A pilgrim visiting the Imam’s shrine primarily aims to engage in a heart-to-heart conversation with their spiritual guide. However, due to the abundance of prayer supplications in Arabic, it often takes pilgrims a considerable amount of time to recite them. In the process, the pilgrim might lose the connection with the meaning of the words they are reciting, hindering effective communication. To address this issue, it is suggested that after reciting all the Ziyarats in Arabic, pilgrims take a moment to sit quietly near the holy shrine, close their eyes and express their feelings in their native language. By doing so, they can make up for any shortcomings and seek the Imam’s guidance in purifying their hearts before standing before Allah Almighty. While Arabic prayers hold importance, communicating the state of one’s heart in their own language is equally significant.

Also, it is important not to discipline your children, especially in public places, with physical violence or shouting. Such behaviour can lead to unfavourable consequences, including potential confrontation by Iranian individuals. In Iran, children are treated with utmost respect. Most Iranians firmly believe in not reprimanding children or subjecting them to physical punishment. The emphasis is on treating them with love and respect.

An incident at the Tehran railway station should serves as an example. A Pakistani woman scolded and perhaps slapped her child for taking something to eat from an Iranian couple sitting in the waiting room. On seeing this, the Iranian couple became visibly upset. They expressed their displeasure in their native Persian. To them, the idea of a mother punishing a young daughter for such a thing was perplexing.

The situation was eventually defused after the woman pledged not to beat her daughter again during her stay in Iran.

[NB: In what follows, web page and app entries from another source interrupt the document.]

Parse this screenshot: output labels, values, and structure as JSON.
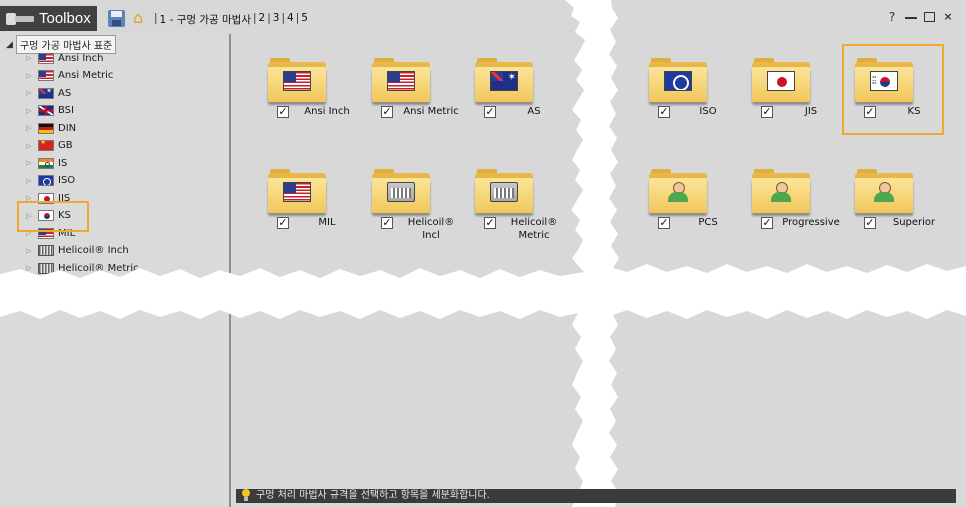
{
  "window": {
    "title": "Toolbox",
    "breadcrumb": [
      "1 - 구멍 가공 마법사",
      "2",
      "3",
      "4",
      "5"
    ],
    "controls": {
      "help": "?",
      "minimize": "",
      "maximize": "",
      "close": "×"
    }
  },
  "tree": {
    "root_label": "구멍 가공 마법사 표준",
    "items": [
      {
        "label": "Ansi Inch",
        "flag": "us"
      },
      {
        "label": "Ansi Metric",
        "flag": "us"
      },
      {
        "label": "AS",
        "flag": "au"
      },
      {
        "label": "BSI",
        "flag": "uk"
      },
      {
        "label": "DIN",
        "flag": "de"
      },
      {
        "label": "GB",
        "flag": "cn"
      },
      {
        "label": "IS",
        "flag": "in"
      },
      {
        "label": "ISO",
        "flag": "iso"
      },
      {
        "label": "JIS",
        "flag": "jp"
      },
      {
        "label": "KS",
        "flag": "kr",
        "highlighted": true
      },
      {
        "label": "MIL",
        "flag": "us"
      },
      {
        "label": "Helicoil® Inch",
        "flag": "heli"
      },
      {
        "label": "Helicoil® Metric",
        "flag": "heli"
      }
    ]
  },
  "tiles": {
    "row1_left": [
      {
        "label": "Ansi Inch",
        "emblem": "us",
        "checked": true
      },
      {
        "label": "Ansi Metric",
        "emblem": "us",
        "checked": true
      },
      {
        "label": "AS",
        "emblem": "au",
        "checked": true
      }
    ],
    "row2_left": [
      {
        "label": "MIL",
        "emblem": "us",
        "checked": true
      },
      {
        "label": "Helicoil® Incl",
        "emblem": "heli",
        "checked": true
      },
      {
        "label": "Helicoil® Metric",
        "emblem": "heli",
        "checked": true
      }
    ],
    "row1_right": [
      {
        "label": "ISO",
        "emblem": "iso",
        "checked": true
      },
      {
        "label": "JIS",
        "emblem": "jp",
        "checked": true
      },
      {
        "label": "KS",
        "emblem": "kr",
        "checked": true,
        "highlighted": true
      }
    ],
    "row2_right": [
      {
        "label": "PCS",
        "emblem": "person",
        "checked": true
      },
      {
        "label": "Progressive",
        "emblem": "person",
        "checked": true
      },
      {
        "label": "Superior",
        "emblem": "person",
        "checked": true
      }
    ],
    "check_glyph": "✓"
  },
  "status": {
    "message": "구멍 처리 마법사 규격을 선택하고 항목을 세분화합니다."
  },
  "colors": {
    "highlight": "#f0a830",
    "titlebar_dark": "#3f4142",
    "panel_bg": "#d8d8d8",
    "status_bg": "#3b3b3b"
  }
}
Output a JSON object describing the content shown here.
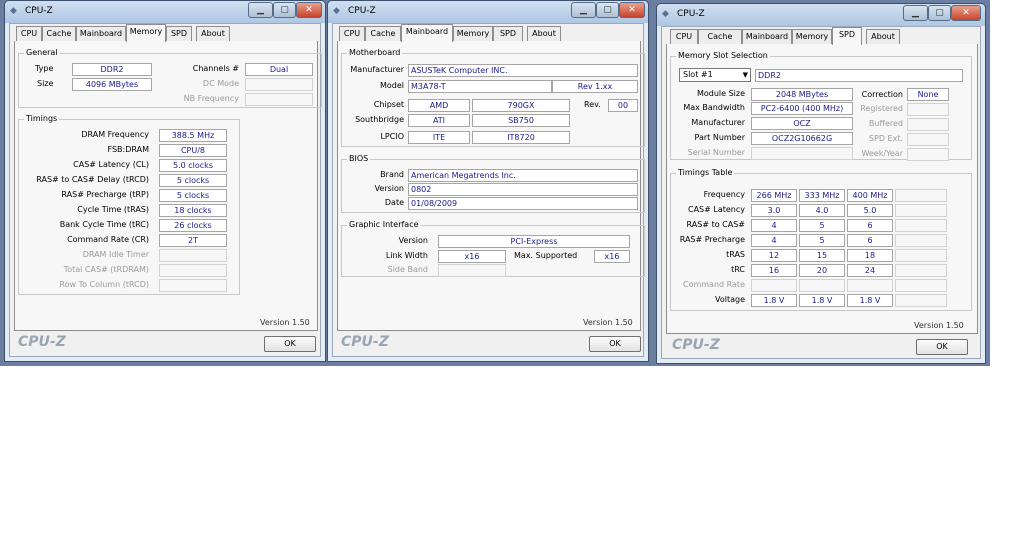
{
  "title": "CPU-Z",
  "logo": "CPU-Z",
  "version": "Version 1.50",
  "ok": "OK",
  "caption_buttons": {
    "min": "▁",
    "max": "▢",
    "close": "✕"
  },
  "w1": {
    "tabs": [
      "CPU",
      "Cache",
      "Mainboard",
      "Memory",
      "SPD",
      "About"
    ],
    "general": {
      "title": "General",
      "type_lbl": "Type",
      "type": "DDR2",
      "size_lbl": "Size",
      "size": "4096 MBytes",
      "channels_lbl": "Channels #",
      "channels": "Dual",
      "dcmode_lbl": "DC Mode",
      "nbfreq_lbl": "NB Frequency"
    },
    "timings": {
      "title": "Timings",
      "rows": [
        {
          "label": "DRAM Frequency",
          "value": "388.5 MHz"
        },
        {
          "label": "FSB:DRAM",
          "value": "CPU/8"
        },
        {
          "label": "CAS# Latency (CL)",
          "value": "5.0 clocks"
        },
        {
          "label": "RAS# to CAS# Delay (tRCD)",
          "value": "5 clocks"
        },
        {
          "label": "RAS# Precharge (tRP)",
          "value": "5 clocks"
        },
        {
          "label": "Cycle Time (tRAS)",
          "value": "18 clocks"
        },
        {
          "label": "Bank Cycle Time (tRC)",
          "value": "26 clocks"
        },
        {
          "label": "Command Rate (CR)",
          "value": "2T"
        },
        {
          "label": "DRAM Idle Timer",
          "value": ""
        },
        {
          "label": "Total CAS# (tRDRAM)",
          "value": ""
        },
        {
          "label": "Row To Column (tRCD)",
          "value": ""
        }
      ]
    }
  },
  "w2": {
    "tabs": [
      "CPU",
      "Cache",
      "Mainboard",
      "Memory",
      "SPD",
      "About"
    ],
    "mb": {
      "title": "Motherboard",
      "manuf_lbl": "Manufacturer",
      "manuf": "ASUSTeK Computer INC.",
      "model_lbl": "Model",
      "model": "M3A78-T",
      "model_rev": "Rev 1.xx",
      "chipset_lbl": "Chipset",
      "chipset_v": "AMD",
      "chipset_m": "790GX",
      "rev_lbl": "Rev.",
      "rev": "00",
      "south_lbl": "Southbridge",
      "south_v": "ATI",
      "south_m": "SB750",
      "lpcio_lbl": "LPCIO",
      "lpcio_v": "ITE",
      "lpcio_m": "IT8720"
    },
    "bios": {
      "title": "BIOS",
      "brand_lbl": "Brand",
      "brand": "American Megatrends Inc.",
      "version_lbl": "Version",
      "version": "0802",
      "date_lbl": "Date",
      "date": "01/08/2009"
    },
    "gi": {
      "title": "Graphic Interface",
      "version_lbl": "Version",
      "version": "PCI-Express",
      "lw_lbl": "Link Width",
      "lw": "x16",
      "ms_lbl": "Max. Supported",
      "ms": "x16",
      "sb_lbl": "Side Band"
    }
  },
  "w3": {
    "tabs": [
      "CPU",
      "Cache",
      "Mainboard",
      "Memory",
      "SPD",
      "About"
    ],
    "slot": {
      "title": "Memory Slot Selection",
      "slot": "Slot #1",
      "type": "DDR2",
      "modsize_lbl": "Module Size",
      "modsize": "2048 MBytes",
      "maxbw_lbl": "Max Bandwidth",
      "maxbw": "PC2-6400 (400 MHz)",
      "manuf_lbl": "Manufacturer",
      "manuf": "OCZ",
      "part_lbl": "Part Number",
      "part": "OCZ2G10662G",
      "serial_lbl": "Serial Number",
      "corr_lbl": "Correction",
      "corr": "None",
      "reg_lbl": "Registered",
      "buf_lbl": "Buffered",
      "spdext_lbl": "SPD Ext.",
      "week_lbl": "Week/Year"
    },
    "tt": {
      "title": "Timings Table",
      "rows": [
        {
          "label": "Frequency",
          "v": [
            "266 MHz",
            "333 MHz",
            "400 MHz"
          ]
        },
        {
          "label": "CAS# Latency",
          "v": [
            "3.0",
            "4.0",
            "5.0"
          ]
        },
        {
          "label": "RAS# to CAS#",
          "v": [
            "4",
            "5",
            "6"
          ]
        },
        {
          "label": "RAS# Precharge",
          "v": [
            "4",
            "5",
            "6"
          ]
        },
        {
          "label": "tRAS",
          "v": [
            "12",
            "15",
            "18"
          ]
        },
        {
          "label": "tRC",
          "v": [
            "16",
            "20",
            "24"
          ]
        },
        {
          "label": "Command Rate",
          "v": [
            "",
            "",
            ""
          ]
        },
        {
          "label": "Voltage",
          "v": [
            "1.8 V",
            "1.8 V",
            "1.8 V"
          ]
        }
      ]
    }
  }
}
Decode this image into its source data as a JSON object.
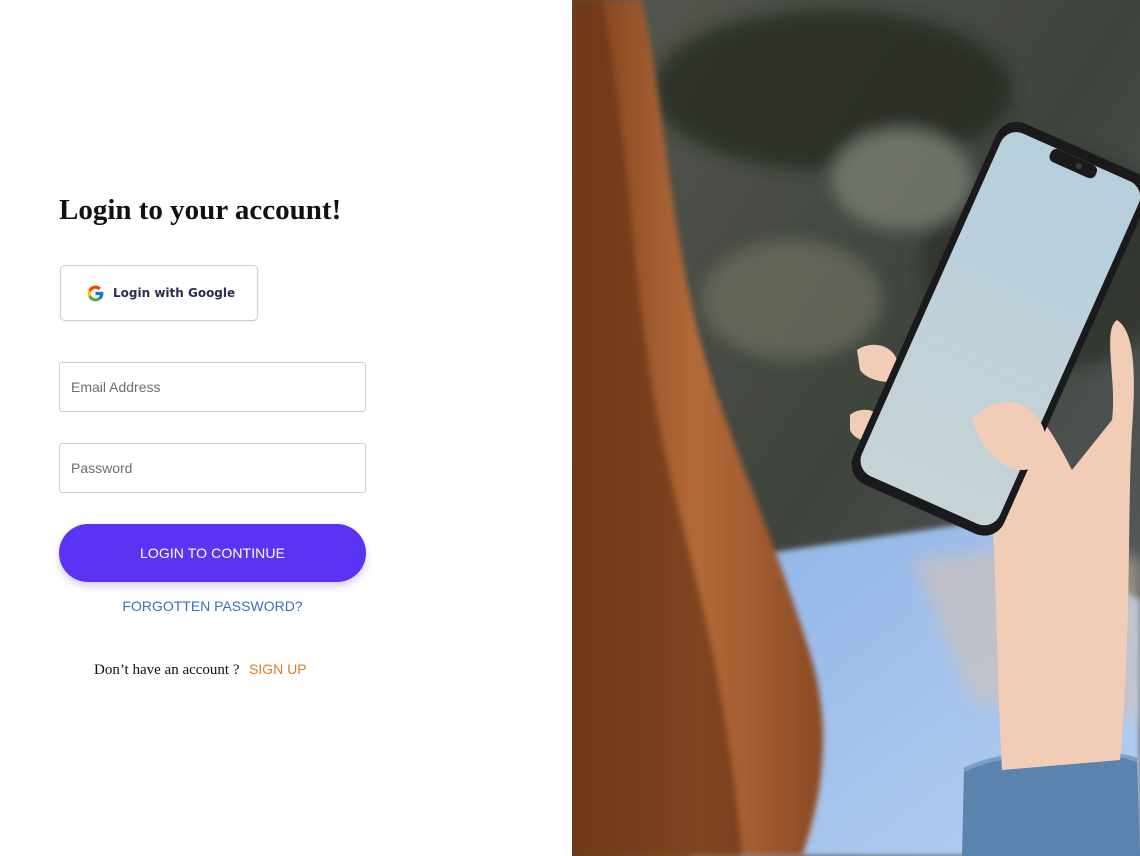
{
  "login": {
    "title": "Login to your account!",
    "google_button_label": "Login with Google",
    "email_placeholder": "Email Address",
    "password_placeholder": "Password",
    "submit_label": "LOGIN TO CONTINUE",
    "forgot_label": "FORGOTTEN PASSWORD?",
    "signup_prompt": "Don’t have an account ?",
    "signup_label": "SIGN UP"
  },
  "colors": {
    "primary": "#5b34f3",
    "link": "#3a6fb7",
    "signup": "#e07b23"
  },
  "icons": {
    "google": "google-g-icon"
  },
  "hero_image": {
    "subject": "woman-holding-smartphone-photo"
  }
}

The incident highlights the importance of understanding and respecting local sensibilities while visiting other countries.

The writer is a Lahore-based journalist. He may be reached at